The download article at left is in the form of a PDF. Before this article was published (in 1969) there was much speculation about how carbon dioxide (a gas that can react chemically with water) could be absorbed by the ocean.
This is some of the earliest work to postulate the mechanism(s) controlling the CO2 exchange rate through the ocean's surface. This study was carried out long before anybody worried about global warming. The main use of this research at that time was to explain how CO2 got into and out of the lungs. Now it pointedly pertains to the global problem of CO2 build-up in the atmosphere. How much and how fast can the ocean absorb it?
This is NOT a novel.

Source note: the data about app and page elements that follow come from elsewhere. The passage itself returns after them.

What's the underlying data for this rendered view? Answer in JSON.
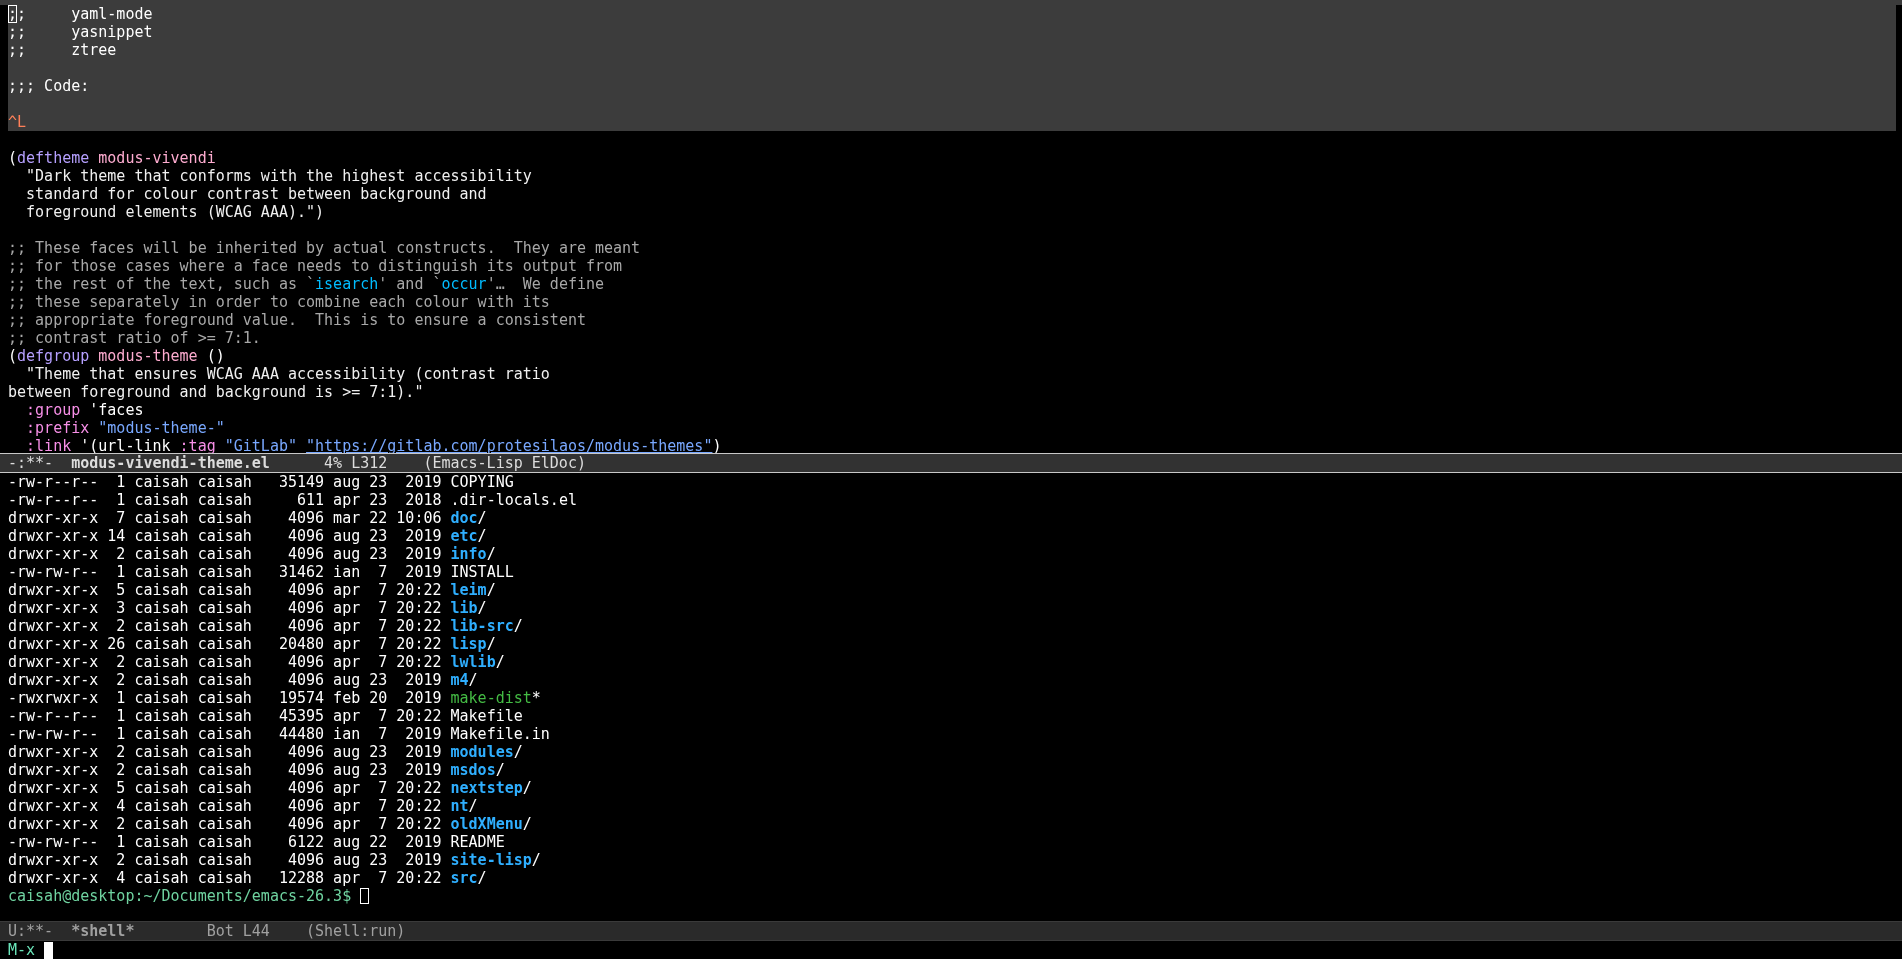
{
  "editor": {
    "lines": [
      {
        "highlighted": true,
        "segments": [
          {
            "kind": "cursor",
            "text": ";"
          },
          {
            "kind": "plain",
            "text": ";     yaml-mode"
          }
        ]
      },
      {
        "highlighted": true,
        "segments": [
          {
            "kind": "plain",
            "text": ";;     yasnippet"
          }
        ]
      },
      {
        "highlighted": true,
        "segments": [
          {
            "kind": "plain",
            "text": ";;     ztree"
          }
        ]
      },
      {
        "highlighted": true
      },
      {
        "highlighted": true,
        "segments": [
          {
            "kind": "plain",
            "text": ";;; Code:"
          }
        ]
      },
      {
        "highlighted": true
      },
      {
        "highlighted": true,
        "segments": [
          {
            "kind": "control",
            "text": "^L"
          }
        ]
      },
      {
        "highlighted": false
      },
      {
        "highlighted": false,
        "segments": [
          {
            "kind": "plain",
            "text": "("
          },
          {
            "kind": "keyword",
            "text": "deftheme"
          },
          {
            "kind": "name",
            "text": " modus-vivendi"
          }
        ]
      },
      {
        "highlighted": false,
        "segments": [
          {
            "kind": "doc",
            "text": "  \"Dark theme that conforms with the highest accessibility"
          }
        ]
      },
      {
        "highlighted": false,
        "segments": [
          {
            "kind": "doc",
            "text": "  standard for colour contrast between background and"
          }
        ]
      },
      {
        "highlighted": false,
        "segments": [
          {
            "kind": "doc",
            "text": "  foreground elements (WCAG AAA).\")"
          }
        ]
      },
      {
        "highlighted": false
      },
      {
        "highlighted": false,
        "segments": [
          {
            "kind": "comment",
            "text": ";; These faces will be inherited by actual constructs.  They are meant"
          }
        ]
      },
      {
        "highlighted": false,
        "segments": [
          {
            "kind": "comment",
            "text": ";; for those cases where a face needs to distinguish its output from"
          }
        ]
      },
      {
        "highlighted": false,
        "segments": [
          {
            "kind": "comment",
            "text": ";; the rest of the text, such as `"
          },
          {
            "kind": "reference",
            "text": "isearch"
          },
          {
            "kind": "comment",
            "text": "' and `"
          },
          {
            "kind": "reference",
            "text": "occur"
          },
          {
            "kind": "comment",
            "text": "'…  We define"
          }
        ]
      },
      {
        "highlighted": false,
        "segments": [
          {
            "kind": "comment",
            "text": ";; these separately in order to combine each colour with its"
          }
        ]
      },
      {
        "highlighted": false,
        "segments": [
          {
            "kind": "comment",
            "text": ";; appropriate foreground value.  This is to ensure a consistent"
          }
        ]
      },
      {
        "highlighted": false,
        "segments": [
          {
            "kind": "comment",
            "text": ";; contrast ratio of >= 7:1."
          }
        ]
      },
      {
        "highlighted": false,
        "segments": [
          {
            "kind": "plain",
            "text": "("
          },
          {
            "kind": "keyword",
            "text": "defgroup"
          },
          {
            "kind": "name",
            "text": " modus-theme"
          },
          {
            "kind": "plain",
            "text": " ()"
          }
        ]
      },
      {
        "highlighted": false,
        "segments": [
          {
            "kind": "doc",
            "text": "  \"Theme that ensures WCAG AAA accessibility (contrast ratio"
          }
        ]
      },
      {
        "highlighted": false,
        "segments": [
          {
            "kind": "doc",
            "text": "between foreground and background is >= 7:1).\""
          }
        ]
      },
      {
        "highlighted": false,
        "segments": [
          {
            "kind": "constant",
            "text": "  :group"
          },
          {
            "kind": "plain",
            "text": " 'faces"
          }
        ]
      },
      {
        "highlighted": false,
        "segments": [
          {
            "kind": "constant",
            "text": "  :prefix"
          },
          {
            "kind": "string",
            "text": " \"modus-theme-\""
          }
        ]
      },
      {
        "highlighted": false,
        "segments": [
          {
            "kind": "constant",
            "text": "  :link"
          },
          {
            "kind": "plain",
            "text": " '(url-link "
          },
          {
            "kind": "constant",
            "text": ":tag"
          },
          {
            "kind": "string",
            "text": " \"GitLab\" "
          },
          {
            "kind": "link",
            "text": "\"https://gitlab.com/protesilaos/modus-themes\""
          },
          {
            "kind": "plain",
            "text": ")"
          }
        ]
      }
    ]
  },
  "editor_mode_line": {
    "active": true,
    "status": "-:**-",
    "buffer": "modus-vivendi-theme.el",
    "position": " 4% L312",
    "modes": "(Emacs-Lisp ElDoc)"
  },
  "shell": {
    "rows": [
      {
        "info": "-rw-r--r--  1 caisah caisah   35149 aug 23  2019 ",
        "name": "COPYING",
        "kind": "file"
      },
      {
        "info": "-rw-r--r--  1 caisah caisah     611 apr 23  2018 ",
        "name": ".dir-locals.el",
        "kind": "file"
      },
      {
        "info": "drwxr-xr-x  7 caisah caisah    4096 mar 22 10:06 ",
        "name": "doc",
        "suffix": "/",
        "kind": "dir"
      },
      {
        "info": "drwxr-xr-x 14 caisah caisah    4096 aug 23  2019 ",
        "name": "etc",
        "suffix": "/",
        "kind": "dir"
      },
      {
        "info": "drwxr-xr-x  2 caisah caisah    4096 aug 23  2019 ",
        "name": "info",
        "suffix": "/",
        "kind": "dir"
      },
      {
        "info": "-rw-rw-r--  1 caisah caisah   31462 ian  7  2019 ",
        "name": "INSTALL",
        "kind": "file"
      },
      {
        "info": "drwxr-xr-x  5 caisah caisah    4096 apr  7 20:22 ",
        "name": "leim",
        "suffix": "/",
        "kind": "dir"
      },
      {
        "info": "drwxr-xr-x  3 caisah caisah    4096 apr  7 20:22 ",
        "name": "lib",
        "suffix": "/",
        "kind": "dir"
      },
      {
        "info": "drwxr-xr-x  2 caisah caisah    4096 apr  7 20:22 ",
        "name": "lib-src",
        "suffix": "/",
        "kind": "dir"
      },
      {
        "info": "drwxr-xr-x 26 caisah caisah   20480 apr  7 20:22 ",
        "name": "lisp",
        "suffix": "/",
        "kind": "dir"
      },
      {
        "info": "drwxr-xr-x  2 caisah caisah    4096 apr  7 20:22 ",
        "name": "lwlib",
        "suffix": "/",
        "kind": "dir"
      },
      {
        "info": "drwxr-xr-x  2 caisah caisah    4096 aug 23  2019 ",
        "name": "m4",
        "suffix": "/",
        "kind": "dir"
      },
      {
        "info": "-rwxrwxr-x  1 caisah caisah   19574 feb 20  2019 ",
        "name": "make-dist",
        "suffix": "*",
        "kind": "exec"
      },
      {
        "info": "-rw-r--r--  1 caisah caisah   45395 apr  7 20:22 ",
        "name": "Makefile",
        "kind": "file"
      },
      {
        "info": "-rw-rw-r--  1 caisah caisah   44480 ian  7  2019 ",
        "name": "Makefile.in",
        "kind": "file"
      },
      {
        "info": "drwxr-xr-x  2 caisah caisah    4096 aug 23  2019 ",
        "name": "modules",
        "suffix": "/",
        "kind": "dir"
      },
      {
        "info": "drwxr-xr-x  2 caisah caisah    4096 aug 23  2019 ",
        "name": "msdos",
        "suffix": "/",
        "kind": "dir"
      },
      {
        "info": "drwxr-xr-x  5 caisah caisah    4096 apr  7 20:22 ",
        "name": "nextstep",
        "suffix": "/",
        "kind": "dir"
      },
      {
        "info": "drwxr-xr-x  4 caisah caisah    4096 apr  7 20:22 ",
        "name": "nt",
        "suffix": "/",
        "kind": "dir"
      },
      {
        "info": "drwxr-xr-x  2 caisah caisah    4096 apr  7 20:22 ",
        "name": "oldXMenu",
        "suffix": "/",
        "kind": "dir"
      },
      {
        "info": "-rw-rw-r--  1 caisah caisah    6122 aug 22  2019 ",
        "name": "README",
        "kind": "file"
      },
      {
        "info": "drwxr-xr-x  2 caisah caisah    4096 aug 23  2019 ",
        "name": "site-lisp",
        "suffix": "/",
        "kind": "dir"
      },
      {
        "info": "drwxr-xr-x  4 caisah caisah   12288 apr  7 20:22 ",
        "name": "src",
        "suffix": "/",
        "kind": "dir"
      }
    ],
    "prompt": "caisah@desktop:~/Documents/emacs-26.3$"
  },
  "shell_mode_line": {
    "active": false,
    "status": "U:**-",
    "buffer": "*shell*",
    "position": "Bot L44",
    "modes": "(Shell:run)"
  },
  "minibuffer": {
    "prompt": "M-x"
  }
}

This experiment was done in a wind tunnel water tank with radioactive carbon dioxide (C14) used as a tracer to study the transfer of CO2 from water to air to examine how gas goes from one phase to another. (Turns out there's a "membrane" on the surface of liquids that it has to "diffuse" through. The "thickness" of the membrane depends on the air speed going over it and determines how fast the carbon dioxide gets out.)

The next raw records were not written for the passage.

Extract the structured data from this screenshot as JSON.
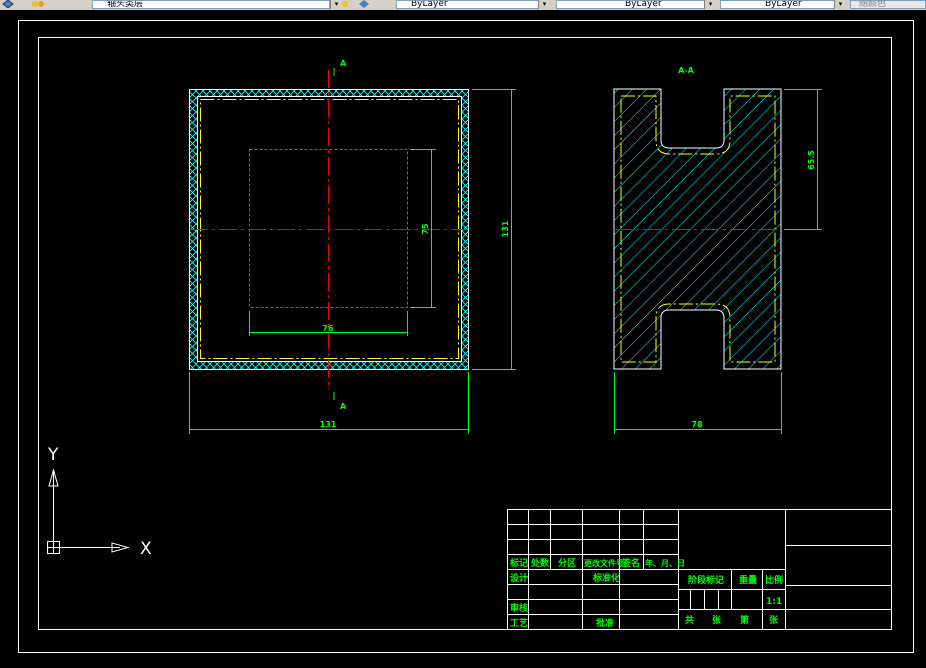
{
  "toolbar": {
    "layer_name": "轴头类层",
    "color": "ByLayer",
    "linetype": "ByLayer",
    "lineweight": "ByLayer",
    "plot_style": "随颜色"
  },
  "drawing": {
    "section_top_label": "A",
    "section_bottom_label": "A",
    "section_view_title": "A-A",
    "dim_width_front": "131",
    "dim_height_front": "131",
    "dim_inner_width": "76",
    "dim_inner_height": "75",
    "dim_width_side": "78",
    "dim_slot_depth": "65.5"
  },
  "ucs": {
    "x_label": "X",
    "y_label": "Y"
  },
  "title_block": {
    "mark": "标记",
    "count": "处数",
    "zone": "分区",
    "change_doc": "更改文件号",
    "sign": "签名",
    "date": "年、月、日",
    "design": "设计",
    "standardize": "标准化",
    "check": "审核",
    "process": "工艺",
    "approve": "批准",
    "stage_mark": "阶段标记",
    "weight": "重量",
    "scale": "比例",
    "scale_value": "1:1",
    "total": "共",
    "sheets": "张",
    "page": "第",
    "sheet2": "张"
  },
  "colors": {
    "green": "#00ff00",
    "cyan": "#00ffff",
    "red": "#ff0000",
    "magenta": "#ff00ff",
    "yellow": "#ffff00",
    "white": "#ffffff"
  }
}
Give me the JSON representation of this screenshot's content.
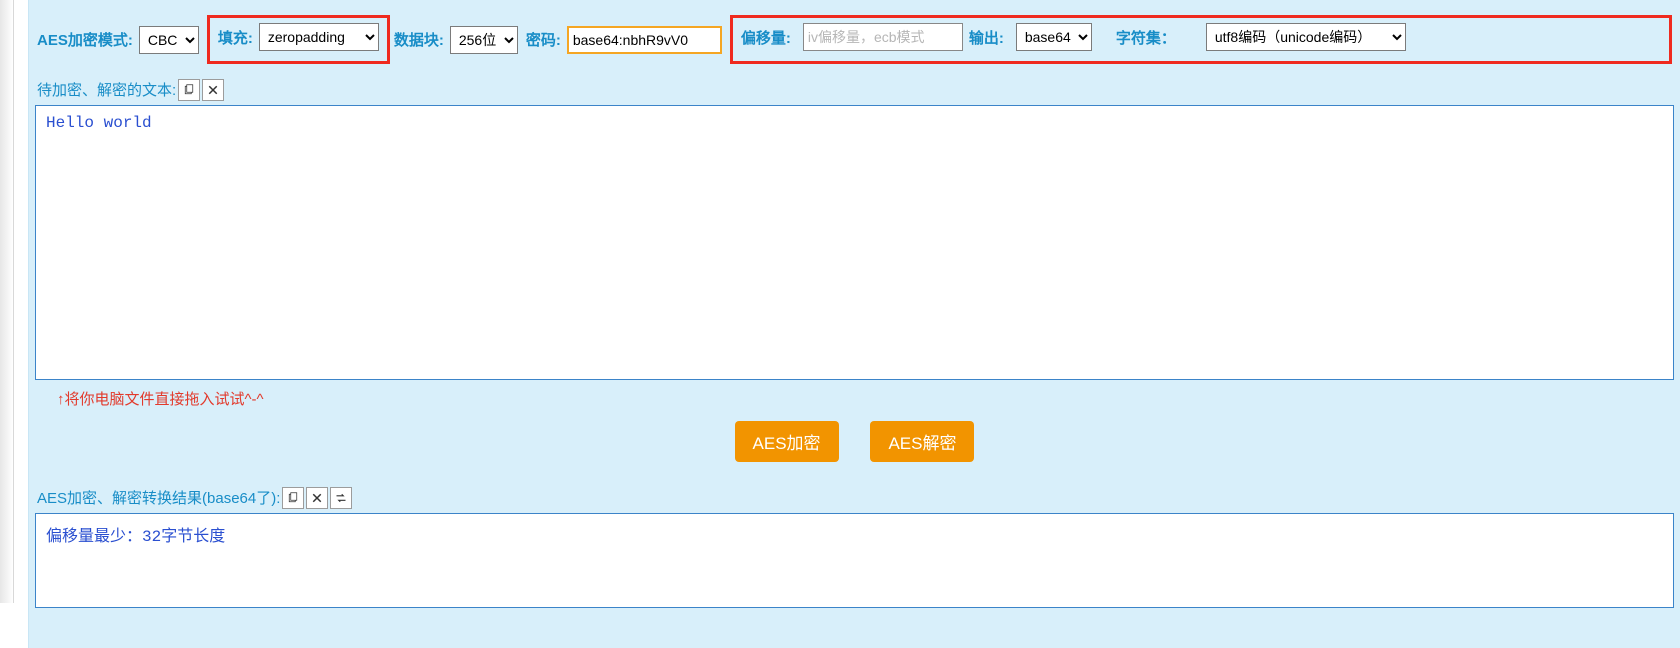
{
  "top": {
    "mode_label": "AES加密模式:",
    "mode_value": "CBC",
    "pad_label": "填充:",
    "pad_value": "zeropadding",
    "block_label": "数据块:",
    "block_value": "256位",
    "pwd_label": "密码:",
    "pwd_value": "base64:nbhR9vV0",
    "iv_label": "偏移量:",
    "iv_placeholder": "iv偏移量，ecb模式",
    "iv_value": "",
    "out_label": "输出:",
    "out_value": "base64",
    "charset_label": "字符集：",
    "charset_value": "utf8编码（unicode编码）"
  },
  "input_section_label": "待加密、解密的文本:",
  "input_text": "Hello world",
  "drag_hint": "↑将你电脑文件直接拖入试试^-^",
  "buttons": {
    "encrypt": "AES加密",
    "decrypt": "AES解密"
  },
  "output_section_label": "AES加密、解密转换结果(base64了):",
  "output_text": "偏移量最少：32字节长度"
}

This was done in an Oceanography graduate school, but by accident the mechanism I stumbled across also applied to how carbon dioxide gets back and forth from the blood, through the lungs, and into the air (which it turned out doctors WERE interested in). Back before Xerox, university people wrote each other for "reprints" and when the paper came out I got "reprint requests" from medical research schools all over the world and it took me a long time to figure out why on earth they cared. (At the time I had no idea, but smarter people did.)
Since then this article has been cited over eighty times (and counting) in the scientific literature, referred to as the Hoover Mechanism.